The underlying health of the public finances will remain problematic for the Chancellor despite an expected improvement in Government borrowing, experts warned today.
Public sector net borrowing, excluding financial interventions such as bank bailouts, is expected to drop tomorrow to £13.9 billion for September, compared to £14.4 billion in the same month last year.
A slight improvement in overall economic activity in September will have helped tax receipts despite mounting pressure on the public purse as Government spending, driven up by higher benefits, still outweighs tax receipts.
Howard Archer, chief UK and European economist at IHS Global Insight, said the Chancellor faces a "problematic" autumn statement in December as borrowing looks set to overshoot the £120 billion target for 2012/2013 by at least £15 billion.
He said: "The Chancellor will be desperately hoping that the UK can start showing sustained growth which would at least help the public finances improve over the coming months and help combat calls for easing back on the austerity."
The Chancellor is now widely expected to announce in his autumn statement that the Government will be unable to start bringing down debt as a percentage of GDP in 2015/16.
The chances of this happening were heightened last month after Bank of England Governor Sir Mervyn King effectively endorsed such a move - on condition the global economy was growing slowly.
If Mr Osborne sticks to the debt target, he will be faced with the unpopular decision of announcing potentially large tax rises and further spending cuts.
Government borrowing remained unchanged in August at £14.4 billion as total tax receipts increased 1.8% to £41.4 billion and total expenditure rose by 2.5% to £52.5 billion.

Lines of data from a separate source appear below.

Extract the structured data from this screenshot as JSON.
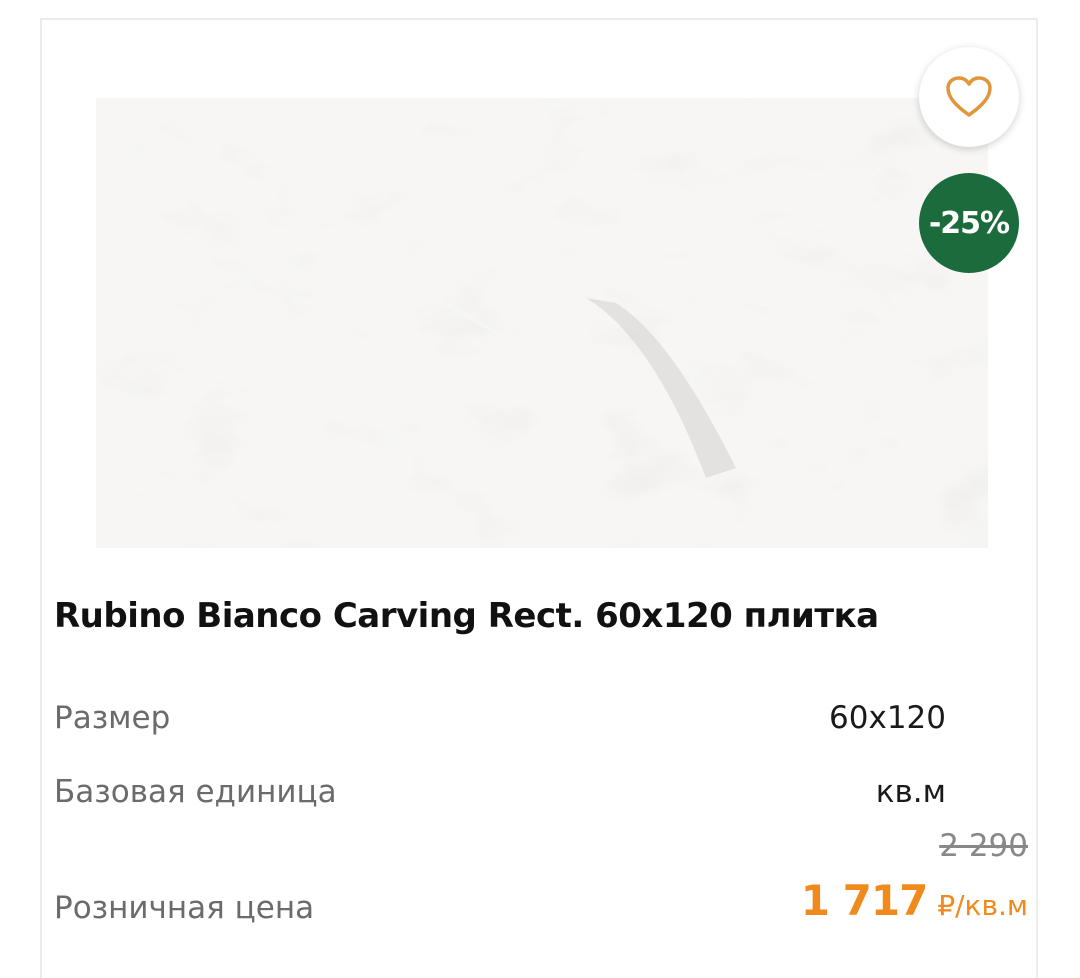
{
  "product": {
    "title": "Rubino Bianco Carving Rect. 60x120 плитка",
    "discount_badge": "-25%",
    "image_icon": "marble-tile-image",
    "favorite_icon": "heart-outline-icon"
  },
  "specs": [
    {
      "label": "Размер",
      "value": "60x120"
    },
    {
      "label": "Базовая единица",
      "value": "кв.м"
    }
  ],
  "price": {
    "label": "Розничная цена",
    "old_price": "2 290",
    "current_price": "1 717",
    "unit": "₽/кв.м"
  },
  "colors": {
    "accent_orange": "#f08a1c",
    "badge_green": "#1b6b3c",
    "heart_orange": "#e0963a"
  }
}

In the first five months of the financial year, the public finances were worse year-on-year due to economic contraction hitting tax revenues.

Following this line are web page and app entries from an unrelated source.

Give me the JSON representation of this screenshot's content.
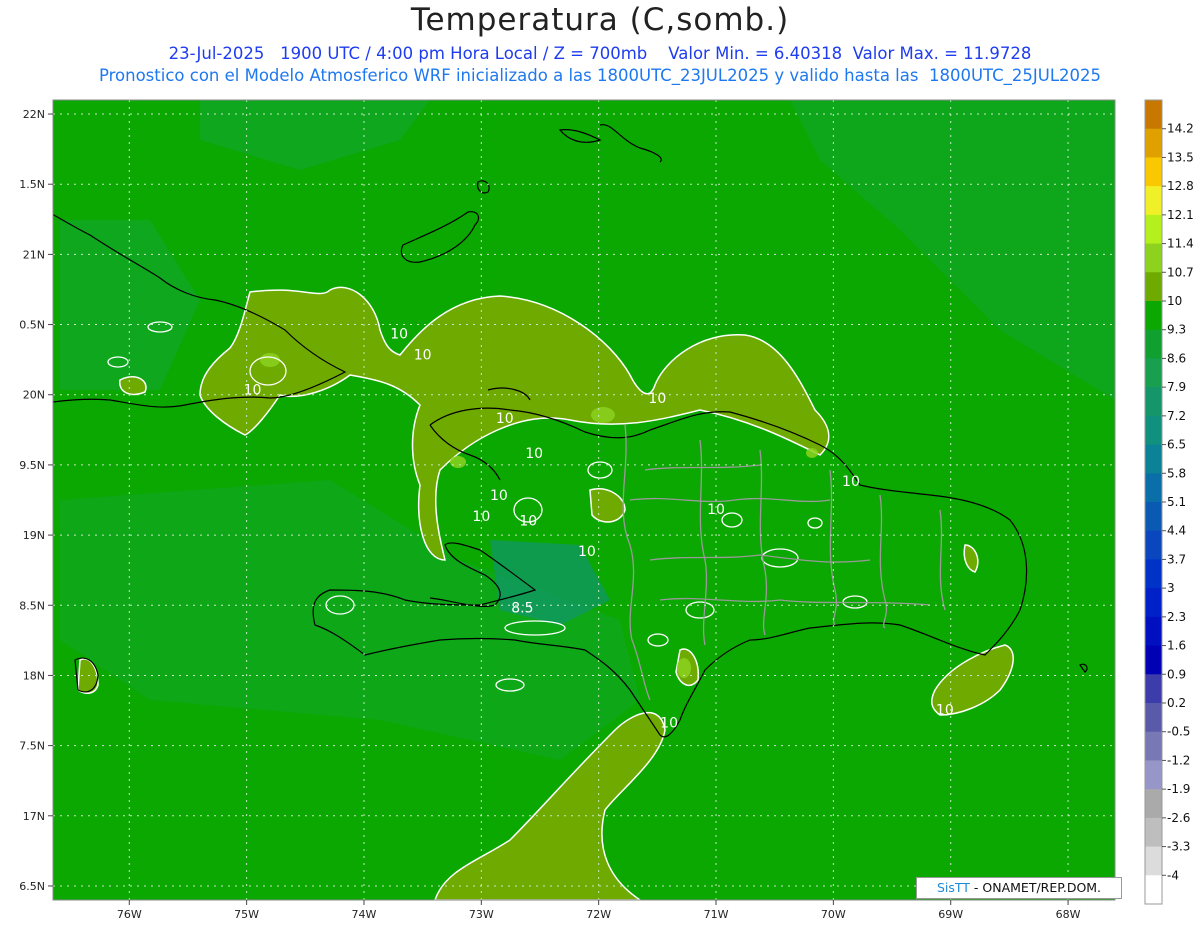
{
  "header": {
    "title": "Temperatura (C,somb.)",
    "subtitle1": "23-Jul-2025   1900 UTC / 4:00 pm Hora Local / Z = 700mb    Valor Min. = 6.40318  Valor Max. = 11.9728",
    "subtitle2": "Pronostico con el Modelo Atmosferico WRF inicializado a las 1800UTC_23JUL2025 y valido hasta las  1800UTC_25JUL2025"
  },
  "map": {
    "lon_range": [
      -76.65,
      -67.6
    ],
    "lat_range": [
      16.4,
      22.1
    ],
    "lat_ticks": [
      "22N",
      "1.5N",
      "21N",
      "0.5N",
      "20N",
      "9.5N",
      "19N",
      "8.5N",
      "18N",
      "7.5N",
      "17N",
      "6.5N"
    ],
    "lon_ticks": [
      "76W",
      "75W",
      "74W",
      "73W",
      "72W",
      "71W",
      "70W",
      "69W",
      "68W"
    ],
    "background_color": "#0aa800",
    "contour_labels": [
      "10",
      "10",
      "10",
      "10",
      "10",
      "10",
      "10",
      "10",
      "10",
      "10",
      "10",
      "10",
      "8.5",
      "10",
      "10"
    ]
  },
  "colorbar": {
    "levels": [
      "14.2",
      "13.5",
      "12.8",
      "12.1",
      "11.4",
      "10.7",
      "10",
      "9.3",
      "8.6",
      "7.9",
      "7.2",
      "6.5",
      "5.8",
      "5.1",
      "4.4",
      "3.7",
      "3",
      "2.3",
      "1.6",
      "0.9",
      "0.2",
      "-0.5",
      "-1.2",
      "-1.9",
      "-2.6",
      "-3.3",
      "-4"
    ],
    "colors": [
      "#c87800",
      "#e0a000",
      "#fac800",
      "#f0f028",
      "#b4f01e",
      "#8cd21e",
      "#6eaa00",
      "#0aa800",
      "#10a030",
      "#18a050",
      "#14966a",
      "#10907e",
      "#0c8296",
      "#0a6ea8",
      "#0a5ab4",
      "#0a46be",
      "#0032c8",
      "#0020c8",
      "#0010c0",
      "#0000b4",
      "#3c3caa",
      "#5a5aaa",
      "#7878b4",
      "#9696c8",
      "#aaaaaa",
      "#bebebe",
      "#dcdcdc",
      "#ffffff"
    ]
  },
  "credit": {
    "brand": "SisTT",
    "text": " - ONAMET/REP.DOM."
  }
}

Stripping out the one-off impact of the transfer of £28 billion of assets from the Royal Mail's pension funds, public borrowing was £59 billion, up from £48.4 billion in the corresponding period in 2011/12.